Shavuot celebrates the giving of the Torah at Mt. Sinai. While we did not get the actual Torah scroll until many years later, the nucleus of the Torah's wisdom was given to us on this holiday. Appropriately, we have chosen eight special Torah scrolls from across the Jewish world as a tribute to the document that binds us to each other and to G‑d. These scrolls, chosen for their unique history or appearance, are as diverse as the Jewish people they represent.

1. Slavita Sefer Torah

This scroll belonged to the Schapiro brothers, chassidic printers in the town of Slavita. They were falsely accused of murder and arrested by the czarist police in 1839. After being forced to run the gauntlet, they were held first in prison and later under house arrest for 17 years. While they were detained, this was the Torah they used. The Lubavitcher Rebbe (pictured above) treasured this Torah, which he received in 1954.

2. The world’s oldest complete Sefer Torah

This 800-year-old lambskin Torah was preserved in a library in Bologna, Italy, where it was mistakenly believed to be of much newer vintage. Its true age was discovered only in the spring of 2013.

Image source: Huffington Post

3. The Torah that went from the camps to the stars

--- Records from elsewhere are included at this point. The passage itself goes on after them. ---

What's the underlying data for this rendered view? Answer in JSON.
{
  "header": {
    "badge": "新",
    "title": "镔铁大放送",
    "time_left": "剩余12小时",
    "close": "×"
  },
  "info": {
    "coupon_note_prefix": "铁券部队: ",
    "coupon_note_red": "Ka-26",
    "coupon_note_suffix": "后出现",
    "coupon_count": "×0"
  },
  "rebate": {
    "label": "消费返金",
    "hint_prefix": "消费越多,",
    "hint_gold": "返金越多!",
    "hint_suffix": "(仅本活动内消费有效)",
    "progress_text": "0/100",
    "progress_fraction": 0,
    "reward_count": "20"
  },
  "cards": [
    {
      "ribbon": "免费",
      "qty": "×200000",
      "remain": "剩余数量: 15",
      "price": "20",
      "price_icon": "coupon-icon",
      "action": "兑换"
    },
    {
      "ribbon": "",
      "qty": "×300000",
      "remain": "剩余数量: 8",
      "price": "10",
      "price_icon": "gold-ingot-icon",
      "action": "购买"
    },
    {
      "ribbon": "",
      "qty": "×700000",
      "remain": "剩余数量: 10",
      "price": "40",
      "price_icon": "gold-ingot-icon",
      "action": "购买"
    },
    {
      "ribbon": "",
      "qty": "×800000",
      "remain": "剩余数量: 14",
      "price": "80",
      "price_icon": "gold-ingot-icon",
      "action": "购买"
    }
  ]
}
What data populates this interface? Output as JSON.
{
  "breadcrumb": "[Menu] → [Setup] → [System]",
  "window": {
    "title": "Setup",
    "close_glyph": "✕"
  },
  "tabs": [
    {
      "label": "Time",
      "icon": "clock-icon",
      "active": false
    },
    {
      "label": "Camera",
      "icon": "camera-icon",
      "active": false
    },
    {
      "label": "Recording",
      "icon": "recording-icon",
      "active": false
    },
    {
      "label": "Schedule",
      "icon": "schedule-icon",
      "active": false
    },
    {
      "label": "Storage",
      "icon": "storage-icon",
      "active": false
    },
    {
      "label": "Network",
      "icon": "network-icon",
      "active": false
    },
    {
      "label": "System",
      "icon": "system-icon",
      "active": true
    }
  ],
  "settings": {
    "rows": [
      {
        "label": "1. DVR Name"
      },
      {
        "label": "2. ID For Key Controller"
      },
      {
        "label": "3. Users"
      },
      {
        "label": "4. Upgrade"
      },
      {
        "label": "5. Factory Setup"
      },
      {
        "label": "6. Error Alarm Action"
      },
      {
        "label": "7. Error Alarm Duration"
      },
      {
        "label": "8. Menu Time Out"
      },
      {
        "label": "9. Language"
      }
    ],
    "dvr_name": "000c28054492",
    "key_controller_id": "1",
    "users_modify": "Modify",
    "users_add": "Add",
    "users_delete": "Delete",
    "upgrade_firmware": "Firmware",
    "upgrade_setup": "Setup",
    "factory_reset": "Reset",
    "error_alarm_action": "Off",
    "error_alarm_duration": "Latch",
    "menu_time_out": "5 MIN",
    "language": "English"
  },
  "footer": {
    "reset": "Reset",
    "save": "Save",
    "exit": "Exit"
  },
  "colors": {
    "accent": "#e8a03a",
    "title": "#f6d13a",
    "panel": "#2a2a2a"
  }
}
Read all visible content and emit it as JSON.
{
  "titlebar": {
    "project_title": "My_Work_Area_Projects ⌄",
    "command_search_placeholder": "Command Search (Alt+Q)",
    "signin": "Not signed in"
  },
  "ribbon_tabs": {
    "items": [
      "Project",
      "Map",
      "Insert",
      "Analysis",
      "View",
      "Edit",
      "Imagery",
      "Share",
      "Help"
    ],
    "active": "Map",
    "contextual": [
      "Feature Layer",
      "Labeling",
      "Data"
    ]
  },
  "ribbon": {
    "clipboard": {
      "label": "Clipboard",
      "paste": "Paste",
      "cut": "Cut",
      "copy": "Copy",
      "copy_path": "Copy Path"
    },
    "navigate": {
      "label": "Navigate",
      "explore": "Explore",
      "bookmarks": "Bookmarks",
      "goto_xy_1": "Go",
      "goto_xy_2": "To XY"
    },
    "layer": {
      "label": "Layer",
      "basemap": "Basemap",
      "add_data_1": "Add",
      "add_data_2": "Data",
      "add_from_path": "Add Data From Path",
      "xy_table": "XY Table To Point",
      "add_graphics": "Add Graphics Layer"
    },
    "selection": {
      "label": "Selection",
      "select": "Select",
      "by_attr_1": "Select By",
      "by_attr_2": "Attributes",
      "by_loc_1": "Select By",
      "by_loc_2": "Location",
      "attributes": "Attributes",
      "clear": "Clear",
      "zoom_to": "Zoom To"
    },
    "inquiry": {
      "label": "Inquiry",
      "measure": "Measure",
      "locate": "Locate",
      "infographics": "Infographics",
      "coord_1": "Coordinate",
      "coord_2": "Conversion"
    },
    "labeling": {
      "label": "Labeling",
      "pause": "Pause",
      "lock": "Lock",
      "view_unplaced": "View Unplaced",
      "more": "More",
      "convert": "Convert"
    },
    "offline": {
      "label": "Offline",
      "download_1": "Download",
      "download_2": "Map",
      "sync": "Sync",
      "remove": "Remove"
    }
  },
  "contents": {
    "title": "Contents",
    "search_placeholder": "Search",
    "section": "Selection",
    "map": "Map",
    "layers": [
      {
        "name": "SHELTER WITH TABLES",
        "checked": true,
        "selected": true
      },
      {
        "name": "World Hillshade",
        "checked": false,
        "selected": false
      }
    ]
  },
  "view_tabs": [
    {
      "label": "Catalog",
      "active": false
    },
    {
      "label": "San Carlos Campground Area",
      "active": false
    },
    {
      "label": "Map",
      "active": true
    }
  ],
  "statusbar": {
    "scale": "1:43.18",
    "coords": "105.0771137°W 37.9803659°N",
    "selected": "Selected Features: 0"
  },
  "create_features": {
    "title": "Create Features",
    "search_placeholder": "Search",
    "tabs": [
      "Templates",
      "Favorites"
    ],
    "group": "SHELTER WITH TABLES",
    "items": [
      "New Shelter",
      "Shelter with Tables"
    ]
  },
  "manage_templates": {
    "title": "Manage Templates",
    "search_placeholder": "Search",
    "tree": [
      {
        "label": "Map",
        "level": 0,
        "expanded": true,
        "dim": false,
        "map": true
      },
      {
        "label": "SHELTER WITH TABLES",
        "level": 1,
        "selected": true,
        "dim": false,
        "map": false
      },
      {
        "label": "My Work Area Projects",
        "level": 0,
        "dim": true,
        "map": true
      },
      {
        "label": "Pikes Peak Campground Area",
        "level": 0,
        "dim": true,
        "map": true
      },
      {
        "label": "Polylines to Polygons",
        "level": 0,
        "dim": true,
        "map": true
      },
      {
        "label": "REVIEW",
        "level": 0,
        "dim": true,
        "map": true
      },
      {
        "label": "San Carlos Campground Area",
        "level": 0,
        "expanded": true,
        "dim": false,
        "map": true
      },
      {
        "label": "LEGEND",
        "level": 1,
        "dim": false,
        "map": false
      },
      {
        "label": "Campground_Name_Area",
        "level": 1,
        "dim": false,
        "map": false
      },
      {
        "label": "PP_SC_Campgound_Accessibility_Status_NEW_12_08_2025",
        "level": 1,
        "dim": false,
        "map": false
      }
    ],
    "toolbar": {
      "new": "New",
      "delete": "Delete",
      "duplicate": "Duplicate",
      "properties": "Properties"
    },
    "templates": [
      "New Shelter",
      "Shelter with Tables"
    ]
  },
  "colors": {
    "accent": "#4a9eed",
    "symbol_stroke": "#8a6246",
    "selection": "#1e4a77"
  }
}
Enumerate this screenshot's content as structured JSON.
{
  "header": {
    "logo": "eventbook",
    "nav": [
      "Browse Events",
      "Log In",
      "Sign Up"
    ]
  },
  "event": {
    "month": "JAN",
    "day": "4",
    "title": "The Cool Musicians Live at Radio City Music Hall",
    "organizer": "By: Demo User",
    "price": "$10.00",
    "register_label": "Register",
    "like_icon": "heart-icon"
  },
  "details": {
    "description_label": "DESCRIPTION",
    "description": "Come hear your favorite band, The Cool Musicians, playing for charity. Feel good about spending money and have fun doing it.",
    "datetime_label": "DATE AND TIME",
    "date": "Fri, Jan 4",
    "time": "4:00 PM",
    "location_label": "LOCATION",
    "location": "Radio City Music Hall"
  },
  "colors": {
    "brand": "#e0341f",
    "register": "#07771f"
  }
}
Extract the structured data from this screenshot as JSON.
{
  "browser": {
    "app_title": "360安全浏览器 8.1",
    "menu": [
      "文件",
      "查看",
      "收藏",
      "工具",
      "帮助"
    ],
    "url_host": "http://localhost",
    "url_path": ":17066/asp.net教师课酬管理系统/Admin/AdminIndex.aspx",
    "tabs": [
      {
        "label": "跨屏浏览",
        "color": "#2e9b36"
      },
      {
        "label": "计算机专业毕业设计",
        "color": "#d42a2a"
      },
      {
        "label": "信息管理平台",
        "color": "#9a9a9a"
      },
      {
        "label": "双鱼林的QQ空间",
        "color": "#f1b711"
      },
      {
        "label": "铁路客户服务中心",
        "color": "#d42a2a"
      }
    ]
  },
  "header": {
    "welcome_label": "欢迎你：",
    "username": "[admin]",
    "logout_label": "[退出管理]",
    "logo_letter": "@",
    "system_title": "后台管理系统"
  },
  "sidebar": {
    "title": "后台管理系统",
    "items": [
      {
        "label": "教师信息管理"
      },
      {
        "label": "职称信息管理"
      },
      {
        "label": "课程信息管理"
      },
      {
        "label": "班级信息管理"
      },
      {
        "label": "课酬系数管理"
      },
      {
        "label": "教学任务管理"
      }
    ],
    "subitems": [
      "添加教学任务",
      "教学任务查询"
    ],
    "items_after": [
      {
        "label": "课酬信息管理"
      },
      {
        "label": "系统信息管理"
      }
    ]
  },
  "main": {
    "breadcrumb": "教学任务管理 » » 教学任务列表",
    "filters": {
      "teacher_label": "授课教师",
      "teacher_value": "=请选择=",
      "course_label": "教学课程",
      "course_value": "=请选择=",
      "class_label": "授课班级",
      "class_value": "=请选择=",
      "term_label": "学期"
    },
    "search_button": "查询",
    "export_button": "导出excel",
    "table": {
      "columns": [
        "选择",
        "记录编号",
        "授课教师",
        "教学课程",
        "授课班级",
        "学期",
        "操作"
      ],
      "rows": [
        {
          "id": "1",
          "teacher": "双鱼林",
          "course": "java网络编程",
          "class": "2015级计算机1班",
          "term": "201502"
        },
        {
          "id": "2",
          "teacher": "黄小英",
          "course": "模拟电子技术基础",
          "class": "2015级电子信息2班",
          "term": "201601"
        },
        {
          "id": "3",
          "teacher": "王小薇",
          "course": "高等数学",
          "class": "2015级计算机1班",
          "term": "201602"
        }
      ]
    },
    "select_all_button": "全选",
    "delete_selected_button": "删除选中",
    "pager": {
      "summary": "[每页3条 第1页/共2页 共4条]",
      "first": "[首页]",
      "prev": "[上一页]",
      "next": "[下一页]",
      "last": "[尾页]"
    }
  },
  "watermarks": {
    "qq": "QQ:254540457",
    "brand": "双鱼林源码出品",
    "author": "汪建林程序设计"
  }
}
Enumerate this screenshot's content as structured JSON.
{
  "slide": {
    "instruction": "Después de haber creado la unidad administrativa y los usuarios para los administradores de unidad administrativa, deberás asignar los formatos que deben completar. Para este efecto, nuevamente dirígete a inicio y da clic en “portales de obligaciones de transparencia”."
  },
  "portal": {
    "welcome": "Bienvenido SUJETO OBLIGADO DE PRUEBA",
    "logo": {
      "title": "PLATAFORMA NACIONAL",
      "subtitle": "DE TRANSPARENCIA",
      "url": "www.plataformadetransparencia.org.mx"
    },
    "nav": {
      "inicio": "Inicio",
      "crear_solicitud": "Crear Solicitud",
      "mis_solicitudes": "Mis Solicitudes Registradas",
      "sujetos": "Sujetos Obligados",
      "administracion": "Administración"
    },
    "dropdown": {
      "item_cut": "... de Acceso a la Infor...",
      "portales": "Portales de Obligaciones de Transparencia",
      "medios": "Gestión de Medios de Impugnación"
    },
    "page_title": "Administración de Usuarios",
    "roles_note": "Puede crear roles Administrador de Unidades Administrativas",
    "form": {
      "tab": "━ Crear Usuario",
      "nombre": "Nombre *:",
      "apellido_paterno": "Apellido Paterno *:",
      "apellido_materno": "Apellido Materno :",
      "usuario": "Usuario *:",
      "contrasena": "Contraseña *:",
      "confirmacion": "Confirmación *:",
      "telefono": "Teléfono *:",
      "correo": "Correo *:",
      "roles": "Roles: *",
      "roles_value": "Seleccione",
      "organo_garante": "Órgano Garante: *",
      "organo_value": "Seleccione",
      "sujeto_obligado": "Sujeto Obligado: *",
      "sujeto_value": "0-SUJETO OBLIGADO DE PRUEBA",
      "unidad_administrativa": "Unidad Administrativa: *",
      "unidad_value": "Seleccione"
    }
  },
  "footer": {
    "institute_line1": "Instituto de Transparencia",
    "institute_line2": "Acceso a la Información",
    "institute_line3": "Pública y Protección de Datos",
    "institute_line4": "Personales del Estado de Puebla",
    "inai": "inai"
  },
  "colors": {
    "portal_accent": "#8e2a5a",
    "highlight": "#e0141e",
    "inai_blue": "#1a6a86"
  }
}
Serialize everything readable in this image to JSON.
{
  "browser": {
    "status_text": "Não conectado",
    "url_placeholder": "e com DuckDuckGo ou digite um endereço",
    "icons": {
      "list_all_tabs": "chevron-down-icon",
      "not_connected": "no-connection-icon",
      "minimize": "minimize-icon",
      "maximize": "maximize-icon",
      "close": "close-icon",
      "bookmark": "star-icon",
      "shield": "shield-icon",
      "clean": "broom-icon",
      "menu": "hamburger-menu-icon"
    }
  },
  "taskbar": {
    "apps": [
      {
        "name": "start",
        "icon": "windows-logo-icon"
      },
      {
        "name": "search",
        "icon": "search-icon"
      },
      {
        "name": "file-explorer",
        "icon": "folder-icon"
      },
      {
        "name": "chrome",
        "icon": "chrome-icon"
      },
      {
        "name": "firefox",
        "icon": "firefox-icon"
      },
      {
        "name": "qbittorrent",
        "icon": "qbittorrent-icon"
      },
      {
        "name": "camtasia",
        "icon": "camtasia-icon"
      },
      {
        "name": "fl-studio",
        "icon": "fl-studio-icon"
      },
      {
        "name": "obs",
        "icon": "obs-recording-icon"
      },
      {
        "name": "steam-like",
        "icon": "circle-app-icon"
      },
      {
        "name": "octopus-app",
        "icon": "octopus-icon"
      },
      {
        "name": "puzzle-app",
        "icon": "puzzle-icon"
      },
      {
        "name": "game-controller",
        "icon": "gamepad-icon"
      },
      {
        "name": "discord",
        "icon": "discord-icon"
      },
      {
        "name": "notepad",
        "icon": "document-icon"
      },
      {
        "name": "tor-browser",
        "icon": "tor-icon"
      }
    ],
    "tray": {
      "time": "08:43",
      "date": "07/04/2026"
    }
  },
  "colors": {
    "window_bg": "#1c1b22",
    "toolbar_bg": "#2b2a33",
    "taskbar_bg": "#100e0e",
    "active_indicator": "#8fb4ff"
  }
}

This pocket-sized Torah was used for a secret bar mitzvah at the Nazi concentration camp Bergen-Belsen during the Holocaust. Ilan Ramon, the first Israeli astronaut, took it with him into space, aboard the Columbia in 2003. Tragically, the Torah was lost along with Ramon and his six crewmembers when the space shuttle broke apart as it returned to earth’s atmosphere on February 1, 2003.

Image source: Jewish Journal

4. Mizrachi-style Torahs in upright cases

Unlike the more common European practice of draping the Torah in cloth, Asian Jews traditionally house their Torahs in ornate cylindrical cases. This particular Torah was dedicated to the welfare of all missing or kidnapped IDF soldiers. Noam Shalit, the father of then-kidnapped IDF soldier Gilad Shalit, is pictured holding the the Torah during its dedication.

Image source: Flickr

5. Children’s Torah

In 1981 the Rebbe called for “the writing of a special Torah scroll for all Jewish boys and girls below bar/bat mitzvah.” Each child was to purchase an individual letter in the scroll with his or her own money.

The Rebbe set a number of requirements for this special Torah and those to follow: He fixed the price of a letter in the Torah scroll as one dollar, or its equivalent value in local currency. The Rebbe also asked for it to be written in Jerusalem, signifying the unity of the Jewish people. Though normally writing a Torah scroll takes close to a year, this scroll was completed in just over five months. To date, some two million children have purchased letters in five scrolls, and the campaign continues.

6. Aleppo Codex

Though not a Torah scroll itself, the Aleppo Codex—penned by the mysterious Ben-Asher in the 10th century CE—has been treasured as an authoritative guide for scribes. Over the years it has been been used by Maimonides, stolen by crusaders, held for ransom and saved from riots. Today the scroll, missing some sections, is kept in Israel.

Image source: Wikipedia

7. Torah scrolls of the Sephardic (Spanish) Diaspora

These scrolls, decorated with elaborate rimonim (lit., pomegranates) on top, belong to a synagogue in Casablanca, Morocco.

Image source: Flickr

8. Moshiach’s Sefer Torah

In 1942, as the Holocaust raged in Europe, the Previous Rebbe initiated the campaign to write a Torah with which to greet Moshiach. It was finished by his successor, the Rebbe, in 1970. Not wanting to be the only one to have the merit of its writing, the Previous Rebbe opened participation in its funding to Jews around the world, creating a truly unified scroll.